— Task to complete —
Copy each entry below exactly as it reads.

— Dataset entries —
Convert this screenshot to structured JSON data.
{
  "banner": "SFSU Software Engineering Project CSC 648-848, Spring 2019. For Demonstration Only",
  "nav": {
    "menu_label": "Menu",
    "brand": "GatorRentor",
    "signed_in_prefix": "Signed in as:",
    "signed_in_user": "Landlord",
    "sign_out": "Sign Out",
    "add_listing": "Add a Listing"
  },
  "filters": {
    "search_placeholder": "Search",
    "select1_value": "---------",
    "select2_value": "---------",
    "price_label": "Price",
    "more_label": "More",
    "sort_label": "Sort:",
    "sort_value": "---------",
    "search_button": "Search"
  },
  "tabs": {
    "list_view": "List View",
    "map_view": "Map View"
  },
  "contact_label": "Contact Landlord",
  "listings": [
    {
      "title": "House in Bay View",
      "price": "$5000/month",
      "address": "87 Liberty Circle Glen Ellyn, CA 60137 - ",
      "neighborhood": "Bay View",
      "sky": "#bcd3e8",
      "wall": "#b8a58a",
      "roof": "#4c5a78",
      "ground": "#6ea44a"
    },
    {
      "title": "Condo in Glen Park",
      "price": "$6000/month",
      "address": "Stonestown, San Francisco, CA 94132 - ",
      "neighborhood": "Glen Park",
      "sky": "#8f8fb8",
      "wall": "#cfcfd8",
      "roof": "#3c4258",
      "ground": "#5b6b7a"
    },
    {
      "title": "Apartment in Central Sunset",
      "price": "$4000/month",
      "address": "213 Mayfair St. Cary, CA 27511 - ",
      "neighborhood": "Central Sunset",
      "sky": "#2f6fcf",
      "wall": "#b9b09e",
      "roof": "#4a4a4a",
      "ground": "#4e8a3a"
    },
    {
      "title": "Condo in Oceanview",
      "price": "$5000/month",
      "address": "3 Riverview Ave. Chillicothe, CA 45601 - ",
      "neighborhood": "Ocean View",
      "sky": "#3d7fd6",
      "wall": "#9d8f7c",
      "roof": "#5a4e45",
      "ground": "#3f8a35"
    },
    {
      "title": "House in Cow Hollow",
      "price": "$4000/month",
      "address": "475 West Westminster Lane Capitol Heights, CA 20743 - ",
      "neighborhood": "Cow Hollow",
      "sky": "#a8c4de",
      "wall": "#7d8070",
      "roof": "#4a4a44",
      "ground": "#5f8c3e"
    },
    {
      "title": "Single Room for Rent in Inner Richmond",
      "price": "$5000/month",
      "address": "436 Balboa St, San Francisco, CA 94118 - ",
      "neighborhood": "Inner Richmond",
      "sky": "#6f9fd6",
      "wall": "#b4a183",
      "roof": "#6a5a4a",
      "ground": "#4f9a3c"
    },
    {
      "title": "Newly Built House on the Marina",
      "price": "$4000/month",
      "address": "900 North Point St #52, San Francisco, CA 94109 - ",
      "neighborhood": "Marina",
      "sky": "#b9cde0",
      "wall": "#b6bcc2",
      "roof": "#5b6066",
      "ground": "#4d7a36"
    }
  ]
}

— Solution to this problem —
Convert this screenshot to structured JSON data.
{
  "banner": "SFSU Software Engineering Project CSC 648-848, Spring 2019. For Demonstration Only",
  "nav": {
    "menu_label": "Menu",
    "brand": "GatorRentor",
    "signed_in_prefix": "Signed in as:",
    "signed_in_user": "Landlord",
    "sign_out": "Sign Out",
    "add_listing": "Add a Listing"
  },
  "filters": {
    "search_placeholder": "Search",
    "select1_value": "---------",
    "select2_value": "---------",
    "price_label": "Price",
    "more_label": "More",
    "sort_label": "Sort:",
    "sort_value": "---------",
    "search_button": "Search"
  },
  "tabs": {
    "list_view": "List View",
    "map_view": "Map View"
  },
  "contact_label": "Contact Landlord",
  "listings": [
    {
      "title": "House in Bay View",
      "price": "$5000/month",
      "address": "87 Liberty Circle Glen Ellyn, CA 60137 - ",
      "neighborhood": "Bay View",
      "sky": "#bcd3e8",
      "wall": "#b8a58a",
      "roof": "#4c5a78",
      "ground": "#6ea44a"
    },
    {
      "title": "Condo in Glen Park",
      "price": "$6000/month",
      "address": "Stonestown, San Francisco, CA 94132 - ",
      "neighborhood": "Glen Park",
      "sky": "#8f8fb8",
      "wall": "#cfcfd8",
      "roof": "#3c4258",
      "ground": "#5b6b7a"
    },
    {
      "title": "Apartment in Central Sunset",
      "price": "$4000/month",
      "address": "213 Mayfair St. Cary, CA 27511 - ",
      "neighborhood": "Central Sunset",
      "sky": "#2f6fcf",
      "wall": "#b9b09e",
      "roof": "#4a4a4a",
      "ground": "#4e8a3a"
    },
    {
      "title": "Condo in Oceanview",
      "price": "$5000/month",
      "address": "3 Riverview Ave. Chillicothe, CA 45601 - ",
      "neighborhood": "Ocean View",
      "sky": "#3d7fd6",
      "wall": "#9d8f7c",
      "roof": "#5a4e45",
      "ground": "#3f8a35"
    },
    {
      "title": "House in Cow Hollow",
      "price": "$4000/month",
      "address": "475 West Westminster Lane Capitol Heights, CA 20743 - ",
      "neighborhood": "Cow Hollow",
      "sky": "#a8c4de",
      "wall": "#7d8070",
      "roof": "#4a4a44",
      "ground": "#5f8c3e"
    },
    {
      "title": "Single Room for Rent in Inner Richmond",
      "price": "$5000/month",
      "address": "436 Balboa St, San Francisco, CA 94118 - ",
      "neighborhood": "Inner Richmond",
      "sky": "#6f9fd6",
      "wall": "#b4a183",
      "roof": "#6a5a4a",
      "ground": "#4f9a3c"
    },
    {
      "title": "Newly Built House on the Marina",
      "price": "$4000/month",
      "address": "900 North Point St #52, San Francisco, CA 94109 - ",
      "neighborhood": "Marina",
      "sky": "#b9cde0",
      "wall": "#b6bcc2",
      "roof": "#5b6066",
      "ground": "#4d7a36"
    }
  ]
}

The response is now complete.